Collection entries:
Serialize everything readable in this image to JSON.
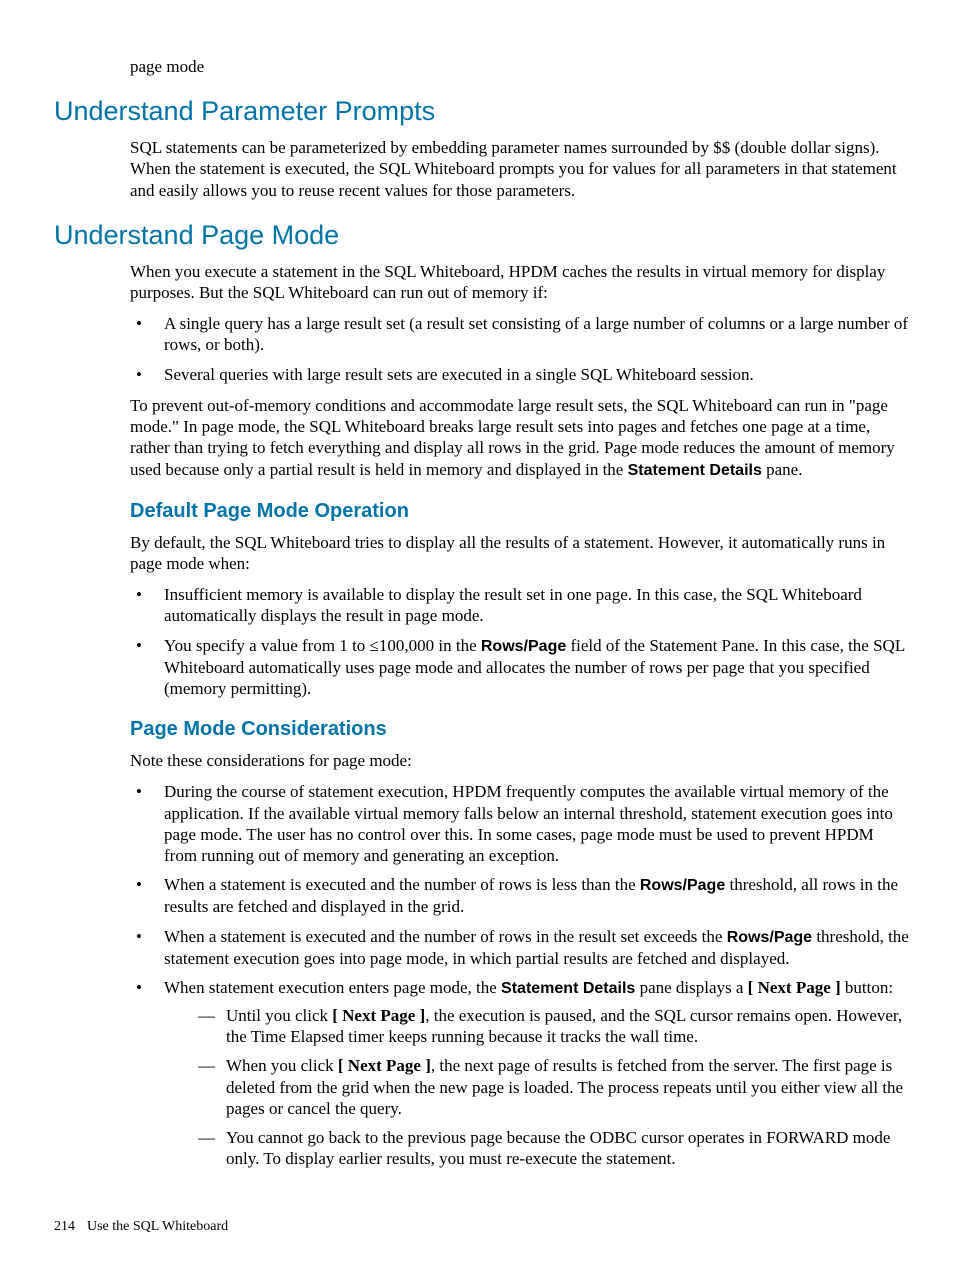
{
  "header_indent_text": "page mode",
  "sec1": {
    "title": "Understand Parameter Prompts",
    "p1": "SQL statements can be parameterized by embedding parameter names surrounded by $$ (double dollar signs). When the statement is executed, the SQL Whiteboard prompts you for values for all parameters in that statement and easily allows you to reuse recent values for those parameters."
  },
  "sec2": {
    "title": "Understand Page Mode",
    "p1": "When you execute a statement in the SQL Whiteboard, HPDM caches the results in virtual memory for display purposes. But the SQL Whiteboard can run out of memory if:",
    "bullets1": [
      "A single query has a large result set (a result set consisting of a large number of columns or a large number of rows, or both).",
      "Several queries with large result sets are executed in a single SQL Whiteboard session."
    ],
    "p2_a": "To prevent out-of-memory conditions and accommodate large result sets, the SQL Whiteboard can run in \"page mode.\" In page mode, the SQL Whiteboard breaks large result sets into pages and fetches one page at a time, rather than trying to fetch everything and display all rows in the grid. Page mode reduces the amount of memory used because only a partial result is held in memory and displayed in the ",
    "p2_b": "Statement Details",
    "p2_c": " pane.",
    "sub1": {
      "title": "Default Page Mode Operation",
      "p1": "By default, the SQL Whiteboard tries to display all the results of a statement. However, it automatically runs in page mode when:",
      "b1_0": "Insufficient memory is available to display the result set in one page. In this case, the SQL Whiteboard automatically displays the result in page mode.",
      "b2_a": "You specify a value from 1 to ≤100,000 in the ",
      "b2_b": "Rows/Page",
      "b2_c": " field of the Statement Pane. In this case, the SQL Whiteboard automatically uses page mode and allocates the number of rows per page that you specified (memory permitting)."
    },
    "sub2": {
      "title": "Page Mode Considerations",
      "p1": "Note these considerations for page mode:",
      "b1": "During the course of statement execution, HPDM frequently computes the available virtual memory of the application. If the available virtual memory falls below an internal threshold, statement execution goes into page mode. The user has no control over this. In some cases, page mode must be used to prevent HPDM from running out of memory and generating an exception.",
      "b2_a": "When a statement is executed and the number of rows is less than the ",
      "b2_b": "Rows/Page",
      "b2_c": " threshold, all rows in the results are fetched and displayed in the grid.",
      "b3_a": "When a statement is executed and the number of rows in the result set exceeds the ",
      "b3_b": "Rows/Page",
      "b3_c": " threshold, the statement execution goes into page mode, in which partial results are fetched and displayed.",
      "b4_a": "When statement execution enters page mode, the ",
      "b4_b": "Statement Details",
      "b4_c": " pane displays a ",
      "b4_d": "[ Next Page ]",
      "b4_e": " button:",
      "d1_a": "Until you click ",
      "d1_b": "[ Next Page ]",
      "d1_c": ", the execution is paused, and the SQL cursor remains open. However, the Time Elapsed timer keeps running because it tracks the wall time.",
      "d2_a": "When you click ",
      "d2_b": "[ Next Page ]",
      "d2_c": ", the next page of results is fetched from the server. The first page is deleted from the grid when the new page is loaded. The process repeats until you either view all the pages or cancel the query.",
      "d3": "You cannot go back to the previous page because the ODBC cursor operates in FORWARD mode only. To display earlier results, you must re-execute the statement."
    }
  },
  "footer": {
    "page": "214",
    "section": "Use the SQL Whiteboard"
  }
}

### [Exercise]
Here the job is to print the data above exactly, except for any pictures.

### [Result of this exercise]
Serialize everything readable in this image to JSON.
{
  "header_indent_text": "page mode",
  "sec1": {
    "title": "Understand Parameter Prompts",
    "p1": "SQL statements can be parameterized by embedding parameter names surrounded by $$ (double dollar signs). When the statement is executed, the SQL Whiteboard prompts you for values for all parameters in that statement and easily allows you to reuse recent values for those parameters."
  },
  "sec2": {
    "title": "Understand Page Mode",
    "p1": "When you execute a statement in the SQL Whiteboard, HPDM caches the results in virtual memory for display purposes. But the SQL Whiteboard can run out of memory if:",
    "bullets1": [
      "A single query has a large result set (a result set consisting of a large number of columns or a large number of rows, or both).",
      "Several queries with large result sets are executed in a single SQL Whiteboard session."
    ],
    "p2_a": "To prevent out-of-memory conditions and accommodate large result sets, the SQL Whiteboard can run in \"page mode.\" In page mode, the SQL Whiteboard breaks large result sets into pages and fetches one page at a time, rather than trying to fetch everything and display all rows in the grid. Page mode reduces the amount of memory used because only a partial result is held in memory and displayed in the ",
    "p2_b": "Statement Details",
    "p2_c": " pane.",
    "sub1": {
      "title": "Default Page Mode Operation",
      "p1": "By default, the SQL Whiteboard tries to display all the results of a statement. However, it automatically runs in page mode when:",
      "b1_0": "Insufficient memory is available to display the result set in one page. In this case, the SQL Whiteboard automatically displays the result in page mode.",
      "b2_a": "You specify a value from 1 to ≤100,000 in the ",
      "b2_b": "Rows/Page",
      "b2_c": " field of the Statement Pane. In this case, the SQL Whiteboard automatically uses page mode and allocates the number of rows per page that you specified (memory permitting)."
    },
    "sub2": {
      "title": "Page Mode Considerations",
      "p1": "Note these considerations for page mode:",
      "b1": "During the course of statement execution, HPDM frequently computes the available virtual memory of the application. If the available virtual memory falls below an internal threshold, statement execution goes into page mode. The user has no control over this. In some cases, page mode must be used to prevent HPDM from running out of memory and generating an exception.",
      "b2_a": "When a statement is executed and the number of rows is less than the ",
      "b2_b": "Rows/Page",
      "b2_c": " threshold, all rows in the results are fetched and displayed in the grid.",
      "b3_a": "When a statement is executed and the number of rows in the result set exceeds the ",
      "b3_b": "Rows/Page",
      "b3_c": " threshold, the statement execution goes into page mode, in which partial results are fetched and displayed.",
      "b4_a": "When statement execution enters page mode, the ",
      "b4_b": "Statement Details",
      "b4_c": " pane displays a ",
      "b4_d": "[ Next Page ]",
      "b4_e": " button:",
      "d1_a": "Until you click ",
      "d1_b": "[ Next Page ]",
      "d1_c": ", the execution is paused, and the SQL cursor remains open. However, the Time Elapsed timer keeps running because it tracks the wall time.",
      "d2_a": "When you click ",
      "d2_b": "[ Next Page ]",
      "d2_c": ", the next page of results is fetched from the server. The first page is deleted from the grid when the new page is loaded. The process repeats until you either view all the pages or cancel the query.",
      "d3": "You cannot go back to the previous page because the ODBC cursor operates in FORWARD mode only. To display earlier results, you must re-execute the statement."
    }
  },
  "footer": {
    "page": "214",
    "section": "Use the SQL Whiteboard"
  }
}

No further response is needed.